No, it doesn't work like that at all, at least in California. Much of the math is taught on-line and self-paced. Solving problems with the computer is actually encouraged, and the programming classes are often integrated with the math curriculum.

Let me guess: You actually don't have kids, you have no idea what the public schools are teaching, or how they teach it, and everything you know about "Common Core", you learned from Donald Trump. Right?

I'm in California and IMHO the way they are teaching math in elementary school sucks. Working on a computer is a distraction and it actually makes it harder to learn when solving the problem takes a few steps. My son can solve things like mixed fraction operations much faster on paper than trying to do it on a computer as his teach was trying to have the class do. Also the schools aren't spending enough time on subjects and giving enough problems to master a topic. They keep jumping around; I think they call it spiraling. Both my boys were falling behind until I enrolled them in a private after school program that gives a respectable amout of math homework and they don't advance until they demonstrate competency. This program essentially teaches math the way I was taught decades ago.

Comment Is Google hiring programmers w only a HS diploma? (Score 1) 184

Last I checked you had better have at least a BS from one of the top universities to get an interview and you're not getting into one of those unless you have good grades across the board and high test scores in one of the standardized entrance exams. Furthermore, they are only looking for self-starters, the kind of geeks that are self-taught would find any high school CS course extremely boring.

Comment If I'm hiring the minimum you need to know... (Score 3, Informative) 293

If you want an entry level programming job and don't have any experience, you'd had better made something non-trivial on your own time that you can show in an interview and explain the code. If I'm skimming your code and I see you picked a certain data structure or implemented a algorithm when there is more than one way to do it, you should be able to explain your reasoning for coding it the way you did. Also make sure you learn at least the basics of one of the popular frameworks and use it in your demo.

So make a Javascript web app, or something on the server side with a free or low cost hosting account. Make it functional, make it as bug proof as you can, make the code clean and easy to read, and be prepared to show it to a skeptical audience. Think of your interview as an audition and your code as the music you're going to play.

If you can't make something to show, you don't know enough Javascript yet.

Comment Re:Only 8% HF Ops? (Score 1) 141

According to a US ham who was operating in Nepal a few years ago, the government wasn't issuing ham licenses for at least 10 years and ham equipment is very difficult for the locals to get. It's not like here where there is a local VE exam almost every week and a basic HF rig can be bought for $600 and delivered in a week.

Comment Here's what you tell your potential boss (Score 1) 394

I'm a hard worker and I don't waste my time at work on the Internet preening myself on FB so I can get a bunch of "likes". Off of work I like to spend my time going out and interacting with people in real life face-to-face.

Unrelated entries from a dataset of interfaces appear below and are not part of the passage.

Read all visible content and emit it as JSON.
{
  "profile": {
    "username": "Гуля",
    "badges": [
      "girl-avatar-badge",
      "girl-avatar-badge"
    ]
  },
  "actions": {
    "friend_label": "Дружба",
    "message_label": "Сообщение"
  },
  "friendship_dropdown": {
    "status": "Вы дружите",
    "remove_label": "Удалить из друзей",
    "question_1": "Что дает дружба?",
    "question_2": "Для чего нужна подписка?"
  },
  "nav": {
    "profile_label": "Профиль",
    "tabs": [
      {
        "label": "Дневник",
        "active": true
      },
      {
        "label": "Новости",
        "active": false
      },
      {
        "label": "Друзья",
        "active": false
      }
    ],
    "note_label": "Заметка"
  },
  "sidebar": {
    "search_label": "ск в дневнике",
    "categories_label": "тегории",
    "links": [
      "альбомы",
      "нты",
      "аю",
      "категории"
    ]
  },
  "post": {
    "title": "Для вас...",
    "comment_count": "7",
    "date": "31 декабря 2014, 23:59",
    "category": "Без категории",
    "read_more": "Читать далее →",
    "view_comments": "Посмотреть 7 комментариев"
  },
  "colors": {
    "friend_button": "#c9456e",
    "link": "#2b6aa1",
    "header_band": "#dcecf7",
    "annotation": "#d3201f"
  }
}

And besides, if you want to see my online presence, you find me on any chan site in /wx/ and /gif/.

Comment Can you really hire a "rockstar" programmer? (Score 2) 145

I don't know how other people code, but I put in the most hours and do my best work on MY pet projects, not someone else's. For the mundane stuff you do at a typical job I'm just "good". The code works and is on time but that is what any competent programmer should be able to do.

So if someone is truly a "rockstar", I have to ask why are they working for work? Shouldn't they be writing their own software, running their own company, living off of the royalties? If I hire a "rockstar" to work on MY project, which might not be exciting, will the "rockstar" do his best ever work? Or will he do no more than someone who's good, a team player, but hasn't aspired to write books or go on a talk circuit to get that "rockstar" reputation? Or worse, will the "rockstar" break things, throw out existing code, piss off coworkers, because he knows he's right and everyone else is an idiot?